WWI - 100 Years Later, Lest We Forget
Most of the WWI battlefields are off the beaten track but well worth a visit. It is possible to see bunkers, forts, trenches, tunnels and even artifacts one of the museums. They all provide a touch point to the events 100 years ago. What is more difficult to imagine is true cost of war. Most of the battlefields have reverted back to farmland though the cemeteries and memorials bear witness to the 1000's upon 1000's who were killed.
Perhaps it is the scale of the battlefields that are most telling. The trenches of the Western Front ran from the English Channel all the way to the Swiss border. Along the way there were a few key points where most of the fighting took place. When you visit the battlefields it is becomes a lot easier to appreciate the sacrifices that were made, the absolute hell the soldiers must have experienced on both sides and a deep appreciation and pride for the role Canadians played in expediting the war's end.
Here are some photos we took of a few places as they recently looked.
Perhaps the most iconic Canadian monuments is the Canadian National Vimy Memorial in France.
The memorial is located on the highest point of Vimy Ridge. At the base of the hill you can still find a number of preserved Canadian trenches and bunkers.
Preserved trenches are rare. More typically, the remaining trenches are simply depressions in the ground under overgrown forests or some other remnants of twisted metal and barbed wire. It is common to find signs warning of unexploded shells and stern instructions not to wander off the marked paths.
There are also a number of overgrown concrete bunkers all over the place that are unmarked. If you look closely, they are possible to find.
Further south along the French lines, France had a number of forts where concentrated fighting took place. The Fort de Vaux near Verdun is one of those places. It is possible to visit the interior of the fort were some of the nastiest hand to hand fighting took place.
A testament to the fighting is the massive French cemetery and Douaumont ossuary. The ossuary remains open for business. Bones that are still being found in the battlefields are interned in the ossuary.

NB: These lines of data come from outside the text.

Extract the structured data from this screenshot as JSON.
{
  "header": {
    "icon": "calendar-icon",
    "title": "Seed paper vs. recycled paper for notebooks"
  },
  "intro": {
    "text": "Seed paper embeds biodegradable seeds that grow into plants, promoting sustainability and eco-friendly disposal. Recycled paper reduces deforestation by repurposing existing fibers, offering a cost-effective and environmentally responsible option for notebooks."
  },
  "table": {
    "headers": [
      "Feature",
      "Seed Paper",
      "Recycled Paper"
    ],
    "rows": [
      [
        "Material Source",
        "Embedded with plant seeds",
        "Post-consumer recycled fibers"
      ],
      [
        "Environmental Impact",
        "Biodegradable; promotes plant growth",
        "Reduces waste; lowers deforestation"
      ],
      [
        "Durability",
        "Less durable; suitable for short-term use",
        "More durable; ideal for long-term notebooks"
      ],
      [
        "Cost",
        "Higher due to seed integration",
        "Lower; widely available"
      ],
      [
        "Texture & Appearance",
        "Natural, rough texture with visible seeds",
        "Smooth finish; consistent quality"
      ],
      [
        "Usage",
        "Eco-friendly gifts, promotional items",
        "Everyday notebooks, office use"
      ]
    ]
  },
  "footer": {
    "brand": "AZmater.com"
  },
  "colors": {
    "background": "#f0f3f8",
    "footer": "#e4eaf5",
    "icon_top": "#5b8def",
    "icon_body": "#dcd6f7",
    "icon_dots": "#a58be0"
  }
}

Tunneling under the enemy lies to place and detonate explosives was a key tactic used by both sides during the war. To get a sense of how large some of these craters are, I included a photo of the Lochnagar Crater below. I am in the photo on the opposite side for scale. The crater measures 330 ft wide and 100 ft deep. It was created when two mines containing roughly 50,000 lbs of explosives detonated beneath the German trenches on July 01, 1916 vapourizing all of the German soldiers in the trenches above.
The Tyne Cot Cemetery (below) contains 12,000 Commonwealth war graves including 966 Canadian soldiers while the Menin Gate Memorial in Ypres lists the names of 6983 Canadian soldiers whos bodies were never found.